bom to unmarried and poor women - these chil
dren are expected to commit the most crimes in
their adulthood.)
Shhh. Does anyone else hear that? RED
I didn’t hear it, either.
A blip or two buried in the news, a faint
rumbling, which I find to be of particular inter
Usually a decrease in crime is an occasion
for every slick-ass politician to don a brand new
tie and woo us into believing it happened as a
result of their brilliant policy or hard work in the
inner cities.
But don’t expect to hear anything soon
about this study from our fearless leaders.
Nobody really wants to talk about it. It’s like
one of those damned skeletons to add to our
nation’s closet.
Pro-life groups denounce the study as
“fraught with stupidity” - mainly because the

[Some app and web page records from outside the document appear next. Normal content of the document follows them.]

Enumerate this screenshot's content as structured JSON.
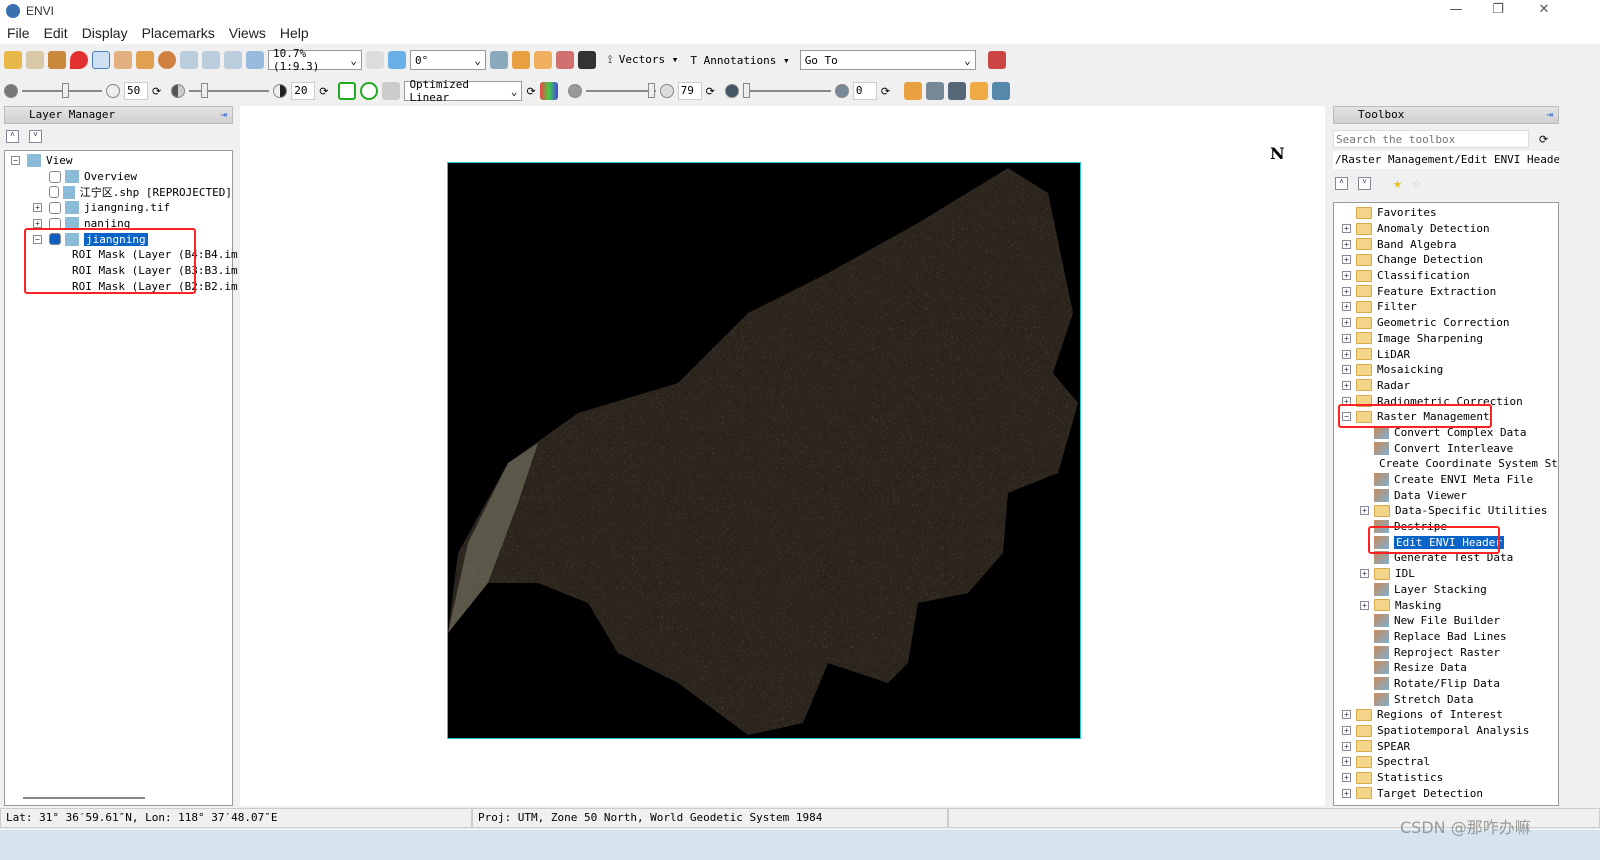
{
  "app": {
    "title": "ENVI"
  },
  "menu": [
    "File",
    "Edit",
    "Display",
    "Placemarks",
    "Views",
    "Help"
  ],
  "toolbar": {
    "zoom_value": "10.7% (1:9.3)",
    "rotation_value": "0°",
    "vectors_label": "Vectors",
    "annotations_label": "Annotations",
    "goto_value": "Go To",
    "brightness": "50",
    "contrast": "20",
    "stretch_value": "Optimized Linear",
    "sharpen": "79",
    "transparency": "0"
  },
  "layer_manager": {
    "title": "Layer Manager",
    "items": [
      {
        "label": "View",
        "level": 0,
        "expander": "−"
      },
      {
        "label": "Overview",
        "level": 1,
        "checked": false
      },
      {
        "label": "江宁区.shp [REPROJECTED]",
        "level": 1,
        "checked": false
      },
      {
        "label": "jiangning.tif",
        "level": 1,
        "checked": false,
        "expander": "+"
      },
      {
        "label": "nanjing",
        "level": 1,
        "checked": false,
        "expander": "+"
      },
      {
        "label": "jiangning",
        "level": 1,
        "checked": true,
        "expander": "−",
        "selected": true
      },
      {
        "label": "ROI Mask (Layer (B4:B4.im",
        "level": 2,
        "color": "#e02020"
      },
      {
        "label": "ROI Mask (Layer (B3:B3.im",
        "level": 2,
        "color": "#20c020"
      },
      {
        "label": "ROI Mask (Layer (B2:B2.im",
        "level": 2,
        "color": "#2030d0"
      }
    ]
  },
  "view": {
    "north_label": "N",
    "frame_color": "#28c8d0"
  },
  "toolbox": {
    "title": "Toolbox",
    "search_placeholder": "Search the toolbox",
    "path": "/Raster Management/Edit ENVI Header",
    "items": [
      {
        "label": "Favorites",
        "level": 0,
        "type": "folder"
      },
      {
        "label": "Anomaly Detection",
        "level": 0,
        "type": "folder",
        "expander": "+"
      },
      {
        "label": "Band Algebra",
        "level": 0,
        "type": "folder",
        "expander": "+"
      },
      {
        "label": "Change Detection",
        "level": 0,
        "type": "folder",
        "expander": "+"
      },
      {
        "label": "Classification",
        "level": 0,
        "type": "folder",
        "expander": "+"
      },
      {
        "label": "Feature Extraction",
        "level": 0,
        "type": "folder",
        "expander": "+"
      },
      {
        "label": "Filter",
        "level": 0,
        "type": "folder",
        "expander": "+"
      },
      {
        "label": "Geometric Correction",
        "level": 0,
        "type": "folder",
        "expander": "+"
      },
      {
        "label": "Image Sharpening",
        "level": 0,
        "type": "folder",
        "expander": "+"
      },
      {
        "label": "LiDAR",
        "level": 0,
        "type": "folder",
        "expander": "+"
      },
      {
        "label": "Mosaicking",
        "level": 0,
        "type": "folder",
        "expander": "+"
      },
      {
        "label": "Radar",
        "level": 0,
        "type": "folder",
        "expander": "+"
      },
      {
        "label": "Radiometric Correction",
        "level": 0,
        "type": "folder",
        "expander": "+"
      },
      {
        "label": "Raster Management",
        "level": 0,
        "type": "folder",
        "expander": "−"
      },
      {
        "label": "Convert Complex Data",
        "level": 1,
        "type": "tool"
      },
      {
        "label": "Convert Interleave",
        "level": 1,
        "type": "tool"
      },
      {
        "label": "Create Coordinate System String",
        "level": 1,
        "type": "tool"
      },
      {
        "label": "Create ENVI Meta File",
        "level": 1,
        "type": "tool"
      },
      {
        "label": "Data Viewer",
        "level": 1,
        "type": "tool"
      },
      {
        "label": "Data-Specific Utilities",
        "level": 1,
        "type": "folder",
        "expander": "+"
      },
      {
        "label": "Destripe",
        "level": 1,
        "type": "tool"
      },
      {
        "label": "Edit ENVI Header",
        "level": 1,
        "type": "tool",
        "selected": true
      },
      {
        "label": "Generate Test Data",
        "level": 1,
        "type": "tool"
      },
      {
        "label": "IDL",
        "level": 1,
        "type": "folder",
        "expander": "+"
      },
      {
        "label": "Layer Stacking",
        "level": 1,
        "type": "tool"
      },
      {
        "label": "Masking",
        "level": 1,
        "type": "folder",
        "expander": "+"
      },
      {
        "label": "New File Builder",
        "level": 1,
        "type": "tool"
      },
      {
        "label": "Replace Bad Lines",
        "level": 1,
        "type": "tool"
      },
      {
        "label": "Reproject Raster",
        "level": 1,
        "type": "tool"
      },
      {
        "label": "Resize Data",
        "level": 1,
        "type": "tool"
      },
      {
        "label": "Rotate/Flip Data",
        "level": 1,
        "type": "tool"
      },
      {
        "label": "Stretch Data",
        "level": 1,
        "type": "tool"
      },
      {
        "label": "Regions of Interest",
        "level": 0,
        "type": "folder",
        "expander": "+"
      },
      {
        "label": "Spatiotemporal Analysis",
        "level": 0,
        "type": "folder",
        "expander": "+"
      },
      {
        "label": "SPEAR",
        "level": 0,
        "type": "folder",
        "expander": "+"
      },
      {
        "label": "Spectral",
        "level": 0,
        "type": "folder",
        "expander": "+"
      },
      {
        "label": "Statistics",
        "level": 0,
        "type": "folder",
        "expander": "+"
      },
      {
        "label": "Target Detection",
        "level": 0,
        "type": "folder",
        "expander": "+"
      }
    ]
  },
  "status": {
    "latlon": "Lat: 31° 36′59.61″N, Lon: 118° 37′48.07″E",
    "projection": "Proj: UTM, Zone 50 North, World Geodetic System 1984"
  },
  "watermark": "CSDN @那咋办嘛"
}
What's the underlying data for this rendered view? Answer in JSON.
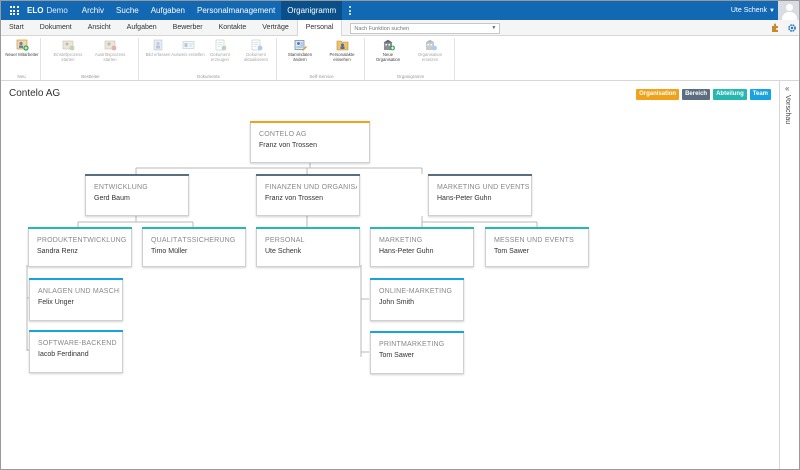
{
  "topnav": {
    "brand_bold": "ELO",
    "brand_rest": "Demo",
    "items": [
      "Archiv",
      "Suche",
      "Aufgaben",
      "Personalmanagement",
      "Organigramm"
    ],
    "active": "Organigramm",
    "user": "Ute Schenk"
  },
  "tabs": {
    "items": [
      "Start",
      "Dokument",
      "Ansicht",
      "Aufgaben",
      "Bewerber",
      "Kontakte",
      "Verträge",
      "Personal"
    ],
    "active": "Personal",
    "search_placeholder": "Nach Funktion suchen"
  },
  "ribbon": {
    "groups": [
      {
        "label": "Neu",
        "buttons": [
          "Neuer Mitarbeiter"
        ]
      },
      {
        "label": "Bestleiter",
        "buttons": [
          "Einstellprozess starten",
          "Austrittsprozess starten"
        ]
      },
      {
        "label": "Dokumente",
        "buttons": [
          "Bild erfassen",
          "Ausweis erstellen",
          "Dokument erzeugen",
          "Dokument aktualisieren"
        ]
      },
      {
        "label": "Self-Service",
        "buttons": [
          "Stammdaten ändern",
          "Personalakte einsehen"
        ]
      },
      {
        "label": "Organigramm",
        "buttons": [
          "Neue Organisation",
          "Organisation ersetzen"
        ]
      }
    ]
  },
  "page": {
    "title": "Contelo AG"
  },
  "legend": [
    {
      "label": "Organisation",
      "color": "#f0a21b"
    },
    {
      "label": "Bereich",
      "color": "#5a6e80"
    },
    {
      "label": "Abteilung",
      "color": "#26b8b0"
    },
    {
      "label": "Team",
      "color": "#18a3e0"
    }
  ],
  "preview_label": "Vorschau",
  "org": {
    "root": {
      "name": "CONTELO AG",
      "person": "Franz von Trossen",
      "type": "Organisation"
    },
    "areas": [
      {
        "name": "ENTWICKLUNG",
        "person": "Gerd Baum",
        "type": "Bereich"
      },
      {
        "name": "FINANZEN UND ORGANISATION",
        "person": "Franz von Trossen",
        "type": "Bereich"
      },
      {
        "name": "MARKETING UND EVENTS",
        "person": "Hans-Peter Guhn",
        "type": "Bereich"
      }
    ],
    "departments": [
      {
        "name": "PRODUKTENTWICKLUNG",
        "person": "Sandra Renz",
        "type": "Abteilung"
      },
      {
        "name": "QUALITÄTSSICHERUNG",
        "person": "Timo Müller",
        "type": "Abteilung"
      },
      {
        "name": "PERSONAL",
        "person": "Ute Schenk",
        "type": "Abteilung"
      },
      {
        "name": "MARKETING",
        "person": "Hans-Peter Guhn",
        "type": "Abteilung"
      },
      {
        "name": "MESSEN UND EVENTS",
        "person": "Tom Sawer",
        "type": "Abteilung"
      }
    ],
    "teams": [
      {
        "name": "ANLAGEN UND MASCHINEN",
        "person": "Felix Unger",
        "type": "Team"
      },
      {
        "name": "SOFTWARE-BACKEND",
        "person": "Iacob Ferdinand",
        "type": "Team"
      },
      {
        "name": "ONLINE-MARKETING",
        "person": "John Smith",
        "type": "Team"
      },
      {
        "name": "PRINTMARKETING",
        "person": "Tom Sawer",
        "type": "Team"
      }
    ]
  }
}
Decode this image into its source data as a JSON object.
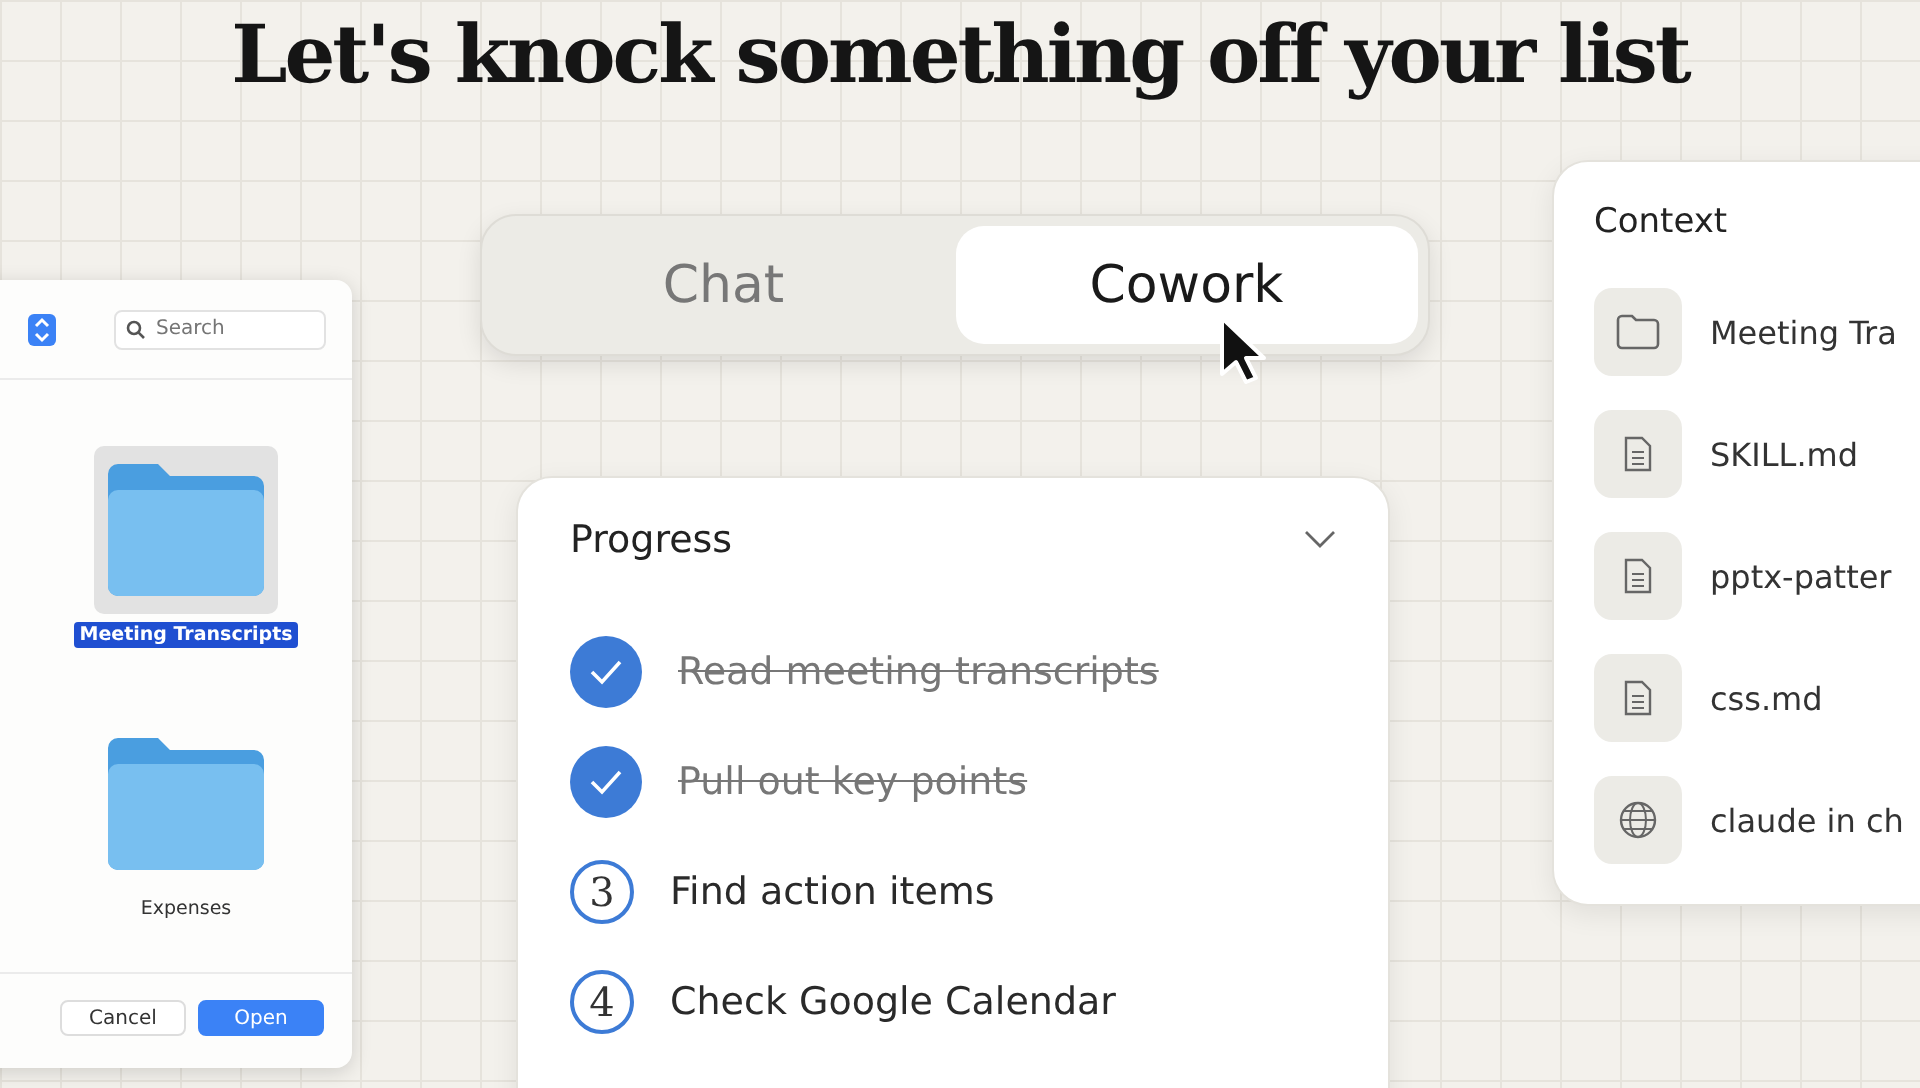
{
  "headline": "Let's knock something off your list",
  "file_dialog": {
    "search": {
      "placeholder": "Search"
    },
    "items": [
      {
        "label": "Meeting Transcripts",
        "selected": true
      },
      {
        "label": "Expenses",
        "selected": false
      }
    ],
    "buttons": [
      {
        "label": "Cancel",
        "kind": "secondary"
      },
      {
        "label": "Open",
        "kind": "primary"
      }
    ]
  },
  "mode_toggle": {
    "tabs": [
      {
        "label": "Chat",
        "selected": false
      },
      {
        "label": "Cowork",
        "selected": true
      }
    ]
  },
  "progress": {
    "title": "Progress",
    "expanded": true,
    "steps": [
      {
        "label": "Read meeting transcripts",
        "done": true
      },
      {
        "label": "Pull out key points",
        "done": true
      },
      {
        "label": "Find action items",
        "done": false,
        "number": "3"
      },
      {
        "label": "Check Google Calendar",
        "done": false,
        "number": "4"
      }
    ]
  },
  "context": {
    "title": "Context",
    "items": [
      {
        "label": "Meeting Tra",
        "kind": "folder"
      },
      {
        "label": "SKILL.md",
        "kind": "file"
      },
      {
        "label": "pptx-patter",
        "kind": "file"
      },
      {
        "label": "css.md",
        "kind": "file"
      },
      {
        "label": "claude in ch",
        "kind": "web"
      }
    ]
  }
}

study fails to consider a number of possible
social phenomena.
The director of the National Consortium on
Violence Research, Alfred Blumstein, was
quoted in Time magazine as saying Donohue
and Levitt fail to factor in other important vari
ables, such as crime prevention measures and a
thriving economy.
What really gets me is that even the pro
abortion groups don’t want to touch it. They
want to maintain that abortion is a “right.” The
last thing they need is for someone to miscon
strue abortion as a means of population control.
That’s racist, maybe fascist, definitely classist
population control.
So the question is not only how this study
will impact our view of the abortion epidemic
but how sweeping it under the carpet will
impact our “knowledge” of the issue.
The study will add to the growing trend of
identifying the social value of people as a direct
result of their economic status.
It will further devalue the human spirit, low
ering the bar of expectation for those of us not
born with the silver spoon. We’re refusing to
look any further for the truth for fear of what we
know we will find. Maybe for fear of what
we’ve become.
By keeping the ideas introduced by this
study out of popular political discourse, we (as
a society) will log its conclusions as true.
And then the next time we hear that one out
of every four pregnancies end in abortion, we
will privately cling to the fact that it’s better for
society anyhow. It’ll be part of our search for an
absolution that will never come.
You see, as a nation we’ve done some pretty
awful things. And we’re beginning to feel the
We’ve had, and are having, to face and deal
with the reality of slavery and the legacy of
racism and oppression that followed.
You and I look back and wonder how in the
world anyone ever justified slavery for even one
moment. How could anyone have possibly had a
total disregard for human life - especially since
the motivation behind slavery was purely self
Well, just what exactly do you imagine our
great grandchildren will think when they look
back at what we did to our unborn children?
How will we be portrayed in the history books?
In the case of slavery, later generations have
had the opportunity to attempt to right the
wrong. Or at least attempt to ensure that the
descendants of slaves were not treated in the
same awful manner.
Future generations won’t have that option in
the case of abortjon. Those babies will never
have babies.
JESSICA FLANAuAIJS is a senior English and philosophy major and a Daily Nebraskan columnist.